“We cannot become what we need to be by remaining what we are.” ~Oprah Winfrey
We live on a planet plagued by crisis. War, hunger, disease, exploitation, racism, gun violence—these are just a few of the headlines presented, daily, on news outlets worldwide.
It’s seldom when we hear on our televisions, or read on our news tablets, of the crisis that I advocate on behalf of: the orphan crisis. This crisis has placed its grip on an estimated 17.8 million children around the globe: orphaned and vulnerable children in need of our care and attention. And, where there are orphaned and vulnerable children—there are also vulnerable and marginalized mothers.
The continent of Africa is geographically some ten-thousand miles away from where I live, in California. Yet, the very heart of Africa is snuggled next to me, and sleeping, as I write these words.
My daughter was once one of the 17.8 million orphaned children in the world. She was born in Ethiopia. In 2010, when she was 10-months old, I became her mother. There is no sweeter gift than being the woman that my girl calls Mommy. Through her zest for life, I have learned to expand the horizons of my own capabilities. My daughter sees no limits to what she can accomplish in her life—no boundaries on her dreams. Every girl, every woman, should feel just as free and empowered!
The truth is—they don’t.
Women and girls remain vulnerable in countless corners of the world. Mothers are crying, dying, exploited, exposed, marginalized and left with little choice but to orphan their children. The exploitation and discrimination of women and girls are directly impacting an ever-growing orphan crisis. If the numbers of desperate, abandoned, and orphaned children are on the increase, so too are the numbers of desperate, abandoned, and isolated mothers. The two are intricately interwoven.
Can the world community not recognize the ways in which it is diminishing millions of women, widows, and girls? Can it not clearly see how marginalizing mothers directly impacts the well-being of their children? Indeed, as Oprah so eloquently states, “We cannot become what we need to be by remaining what we are.” A society cannot evolve if it stays unwilling to change; if it refuses to look at its own self-inflicted wound.
Our life-givers, our nurturers, our women, our mothers, our girls—they are hurting.
Evolving beyond the orphan crisis will require each of us to stop ignoring its root cause: vulnerable women, mothers, and widows who have been marginalized due to challenges that are impossible to overcome alone. Challenges like poverty, sickness, unfair cultural practices, bias, exploitation, and lack of education.
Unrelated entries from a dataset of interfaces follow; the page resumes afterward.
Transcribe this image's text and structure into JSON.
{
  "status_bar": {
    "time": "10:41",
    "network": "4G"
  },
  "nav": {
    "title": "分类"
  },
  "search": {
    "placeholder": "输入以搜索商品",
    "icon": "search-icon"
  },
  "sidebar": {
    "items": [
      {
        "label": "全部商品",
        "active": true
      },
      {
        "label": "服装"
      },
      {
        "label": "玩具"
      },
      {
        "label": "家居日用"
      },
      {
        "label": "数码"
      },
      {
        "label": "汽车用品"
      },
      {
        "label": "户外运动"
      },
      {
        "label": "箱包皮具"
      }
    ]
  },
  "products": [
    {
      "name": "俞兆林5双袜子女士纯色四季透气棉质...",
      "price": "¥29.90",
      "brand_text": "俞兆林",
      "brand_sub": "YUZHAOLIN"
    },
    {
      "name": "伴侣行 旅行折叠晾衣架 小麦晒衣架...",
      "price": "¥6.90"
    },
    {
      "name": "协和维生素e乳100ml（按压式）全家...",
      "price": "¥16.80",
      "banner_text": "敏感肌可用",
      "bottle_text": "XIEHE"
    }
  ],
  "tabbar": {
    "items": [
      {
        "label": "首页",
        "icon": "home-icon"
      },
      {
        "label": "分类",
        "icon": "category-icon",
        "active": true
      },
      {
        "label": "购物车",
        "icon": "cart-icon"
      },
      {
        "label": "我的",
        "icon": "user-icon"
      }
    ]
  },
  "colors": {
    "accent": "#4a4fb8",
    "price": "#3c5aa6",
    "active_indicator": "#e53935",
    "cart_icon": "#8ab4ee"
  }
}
Every woman—no matter her nationality, religion, race, socio-economic level, or education level—every woman deserves the chance to empower her life and the lives of those around her.
A global report, in 2015, by World’s Women showed that two-thirds of the worlds illiterate adults are women. That equates to 496-million women around the world who cannot read. In addition, globally, there are an estimated 31-million girls of primary school age who are not in education. How do we ever reach gender equality, how can we make a significant shift in the orphan crisis, if women continue to make up more than half of the illiterate population in all regions of the world, and millions of girls are not being offered an education?
An article in The Guardian puts the world to a challenge, “gender equality and women’s empowerment need to be front and centre of efforts to combat poverty and tackle inequality and climate change by 2030.”
It is essential that we provide for the orphaned child. It is equally essential that we come alongside and provide for vulnerable women, wherever they may be. Until we help women, widows, mothers, and girls to rise over their challenges toward a way of promise and sustainability—both personally and professionally—there will continue to exist gaping disparity and an increase in the need for orphan care. A holistic approach to the orphan crisis is how we become what we need to be: a society that cares for every vulnerable soul. A world community that honors, educates, and lifts up all women, mothers, and girls.
I don’t have information about my daughter’s birth mother. I don’t know her story. I don’t know of the challenges that she faced that caused my girl to be orphaned. I only know that I am raising a daughter who embraces her education, loves to read, is filled with integrity, strength, and compassion. Every moment of my mothering I do in honor of the woman who gave my daughter life. She is with us every second of every day—in our hearts and in our prayers.
And, together Mama, we will rise.